Objective: To compare the prevalence of specific psychiatric disorders in the homebound elderly to other elders, controlling for demographic, physical health, and socio-economic factors.
Setting: Epidemiologic Catchment Area (ECA) project in New Haven, CT.
Participants: 2,553 non-institutionalized elders representing the total elderly population of the greater New Haven area.
Main measures: Homebound status determined by self-report; psychiatric status according to DSM III by the Diagnostic Interview Schedule (DIS); cognitive status by Mini-Mental Status Examination.
Results: Cognitive impairment (21.8% vs 11.0%, P less than 0.001), depression (2.3% vs 0.7%, P less than 0.01), dysthymia (3.9% vs 1.7%, P less than 0.01), and anxiety disorders (2.2% vs 0.4%, P less than 0.001) were each at least twice as prevalent among elders confined to a bed or chair as among non-homebound elders. Most of this increase was consistent with the poorer physical health status of the homebound; after controlling for health status, only dysthymia (Odds ratio = 2.1, P less than 0.01) was significantly more prevalent among elders confined to a bed or chair.

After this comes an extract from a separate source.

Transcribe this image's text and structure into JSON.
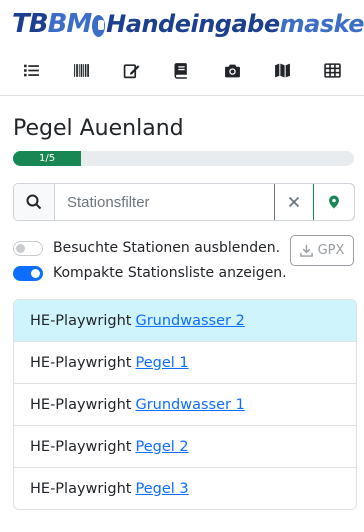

Conclusions: The higher prevalence of disorders among the homebound support recommendations that psychiatric assessments become routine in primary care examinations of homebound elders and that the availability of preventive and therapeutic psychiatric services to the homebound increase.